17. Changes in muscle mass and phenotype and the expression of autocrine and systemic growth factors by muscle in response to stretch and overload. Goldspink G. J Anat. 1999 Apr;194 ( Pt 3):323-34.
18. McMahon, G., Morse, C. I., Burden, A., Winwood, K., & Onambélé, G. L. (2014). Muscular adaptations and insulin‐like growth factor‐1 responses to resistance training are stretch‐mediated. Muscle & nerve, 49(1), 108-119.
by Bret Contreras April 10, 2015
Today’s guest post is a recipe from Alex Navarro and Mary Gines, two friends of mine who moved to the Phoenix area to start their online blog FitLivingFoodies.com. They’ve both...
The post RECIPE: The Reuben Quiche (Low Carb, Gluten-free, Paleo-friendly) appeared first on Bret Contreras.
by Bret Contreras January 30, 2015
LESSONS FROM CHINA by Dr. John Rusin RECENT OLYMPIC SUCCESS Many have predicted the demise of the American athlete over the course of the last century, but today, more than...
by Bret Contreras January 02, 2015
Considerations in Athletic Performance Enhancement Training: Athlete Weight Room Preparation Robert A. Panariello MS, PT, ATC, CSCS Professional Physical Therapy Professional Athletic Performance Center New York, New York During my...
The post Considerations in Athletic Performance Enhancement Training: Athlete Weight Room Preparation appeared first on Bret Contreras.
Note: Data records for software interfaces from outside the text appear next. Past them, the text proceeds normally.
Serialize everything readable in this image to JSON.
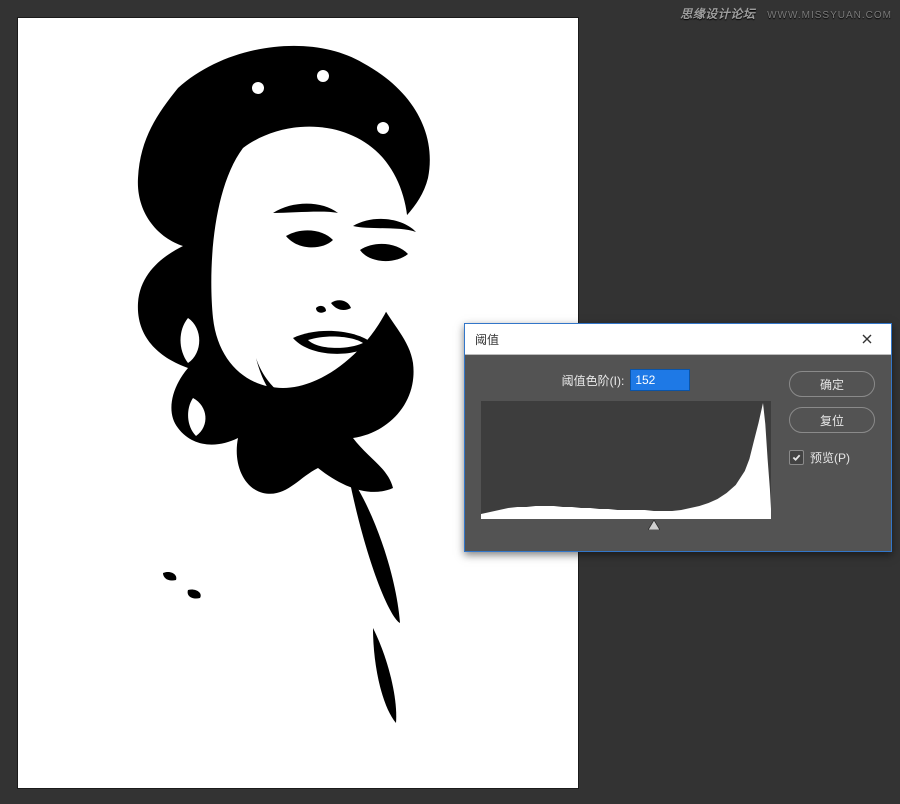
{
  "watermark": {
    "brand": "思缘设计论坛",
    "site": "WWW.MISSYUAN.COM"
  },
  "dialog": {
    "title": "阈值",
    "field_label": "阈值色阶(I):",
    "field_value": "152",
    "ok_label": "确定",
    "reset_label": "复位",
    "preview_label": "预览(P)",
    "preview_checked": true,
    "slider_pos_percent": 59.6
  },
  "chart_data": {
    "type": "area",
    "title": "",
    "xlabel": "",
    "ylabel": "",
    "x": [
      0,
      8,
      16,
      24,
      32,
      40,
      48,
      56,
      64,
      72,
      80,
      88,
      96,
      104,
      112,
      120,
      128,
      136,
      144,
      152,
      160,
      168,
      176,
      184,
      192,
      200,
      208,
      216,
      224,
      232,
      236,
      240,
      244,
      248,
      250,
      252,
      254,
      255
    ],
    "values": [
      5,
      7,
      9,
      11,
      12,
      12,
      13,
      13,
      13,
      12,
      12,
      11,
      11,
      10,
      10,
      9,
      9,
      9,
      9,
      8,
      8,
      8,
      9,
      11,
      13,
      16,
      20,
      26,
      34,
      48,
      60,
      78,
      96,
      116,
      95,
      60,
      30,
      10
    ],
    "xlim": [
      0,
      255
    ],
    "ylim": [
      0,
      118
    ],
    "current_threshold": 152
  }
}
Welcome to the online store of Bret Contreras, considered by many to be the world’s foremost expert on glute training. Here you can purchase Personalised Programming, access to seminars, the Hip Thruster and more.
Sign up to get the latest on sales, new releases and more …